HIV-related brain problems are studied

April 27, 2006

Scripps Research Institute scientists have shed new light on the molecular basis of brain function problems associated with immune deficiency viruses.

The La Jolla, Calif., researchers used viruses similar to the HIV, or human immunodeficiency virus, the cause of acquired immune deficiency syndrome, or AIDS. They said their findings may ultimately lead to new therapeutic interventions to prevent or reverse nervous system disorders in HIV-infected individuals.

Using multi-disciplinary analysis -- including cognitive, neurophysiologic, virologic, and molecular techniques -- the team found both a low-level viral infection in the brain as well as immune cells that had infiltrated the brain in order to protect against the virus.

"As in the rest of the body, in the brain immune cells achieve a level of control of the virus, but are unable to clear the infection," said lead author Howard Fox, an associate professor at Scripps Research and director of Scripps NeuroAIDS Preclinical Studies Center. "Over the long-term, this immune response may act as a double-edged sword, protecting against rampant viral replication in the brain, but leading to brain dysfunction."

The study appears in the Journal of Neuroscience.

Copyright 2006 by United Press International

Explore further: Study reveals workings of mysterious 'relief valve' that protects cells from swelling

Related Stories

Scientists discover blueprint of body's heat sensor

January 18, 2016

Touch a hot stove, and your fingers will recoil in pain because your skin carries tiny temperature sensors that detect heat and send a message to your brain saying, "Ouch! That's hot! Let go!"

Scientists create vaccine against heroin high

July 20, 2011

Researchers at The Scripps Research Institute have developed a highly successful vaccine against a heroin high and have proven its therapeutic potential in animal models.

Worm-like marine animal providing

June 18, 2008

[B]The marine invertebrate amphioxus offers baseline information for genetic roots of vertebrate innovation such as the adaptive immune system[/B] Research on the genome of a marine creature led by scientists at Scripps ...

Recommended for you

Nanoscale cavity strongly links quantum particles

February 8, 2016

Scientists have created a crystal structure that boosts the interaction between tiny bursts of light and individual electrons, an advance that could be a significant step toward establishing quantum networks in the future.

Earth-like planets have Earth-like interiors

February 8, 2016

Every school kid learns the basic structure of the Earth: a thin outer crust, a thick mantle, and a Mars-sized core. But is this structure universal? Will rocky exoplanets orbiting other stars have the same three layers? ...
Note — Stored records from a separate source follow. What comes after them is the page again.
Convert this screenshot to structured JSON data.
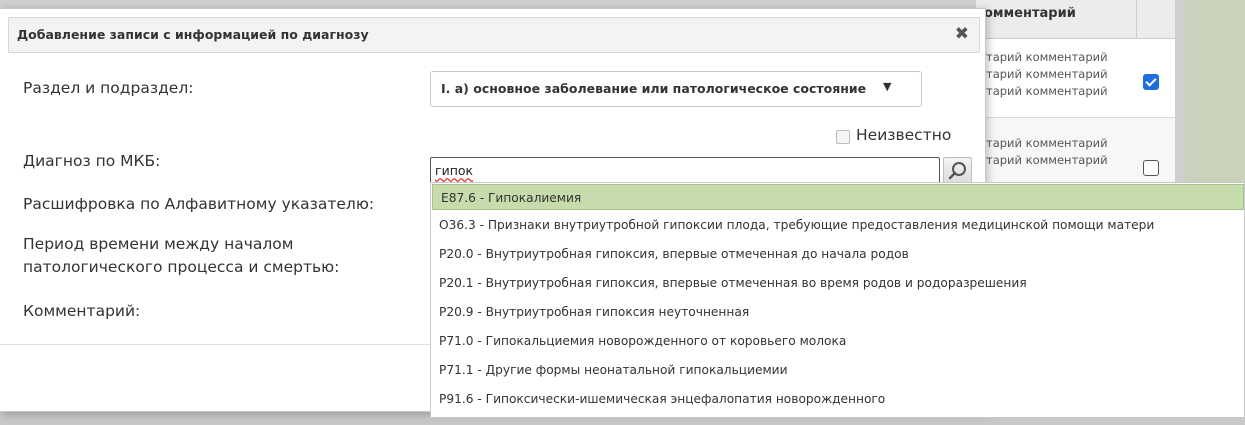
{
  "background": {
    "column_header": "омментарий",
    "row1_lines": [
      "тарий комментарий",
      "тарий комментарий",
      "тарий комментарий"
    ],
    "row2_lines": [
      "тарий комментарий",
      "тарий комментарий"
    ],
    "row1_checked": true,
    "row2_checked": false
  },
  "dialog": {
    "title": "Добавление записи с информацией по диагнозу",
    "close_glyph": "✖",
    "labels": {
      "section": "Раздел и подраздел:",
      "mkb": "Диагноз по МКБ:",
      "alphabetical": "Расшифровка по Алфавитному указателю:",
      "period_line1": "Период времени между началом",
      "period_line2": "патологического процесса и смертью:",
      "comment": "Комментарий:"
    },
    "section_select": {
      "value": "I. а) основное заболевание или патологическое состояние",
      "arrow": "▼"
    },
    "unknown_checkbox": {
      "label": "Неизвестно",
      "checked": false
    },
    "mkb_input": {
      "value": "гипок"
    },
    "search_button_icon": "search-icon"
  },
  "dropdown": {
    "selected_index": 0,
    "items": [
      "E87.6 - Гипокалиемия",
      "O36.3 - Признаки внутриутробной гипоксии плода, требующие предоставления медицинской помощи матери",
      "P20.0 - Внутриутробная гипоксия, впервые отмеченная до начала родов",
      "P20.1 - Внутриутробная гипоксия, впервые отмеченная во время родов и родоразрешения",
      "P20.9 - Внутриутробная гипоксия неуточненная",
      "P71.0 - Гипокальциемия новорожденного от коровьего молока",
      "P71.1 - Другие формы неонатальной гипокальциемии",
      "P91.6 - Гипоксически-ишемическая энцефалопатия новорожденного"
    ]
  },
  "colors": {
    "selected_item_bg": "#c7dcac",
    "checkbox_checked": "#1e6fd9"
  }
}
Tiny diatoms boast enormous strength

February 8, 2016

Diatoms are single-celled algae organisms, around 30 to 100 millionths of a meter in diameter, that are ubiquitous throughout the oceans. These creatures are encased within a hard shell shaped like a wide, flattened cylinder—like ...

Making sense of metallic glass

February 8, 2016

If you freeze any liquid fast enough, even liquid metal, it becomes a glass. Vitrified metals, or metallic glasses, are at the frontier of materials science research. They have been made by rapidly cooling alloys of various ...

0 comments

Please sign in to add a comment. Registration is free, and takes less than a minute. Read more

Click here to reset your password.
Sign in to get notified via email when new comments are made.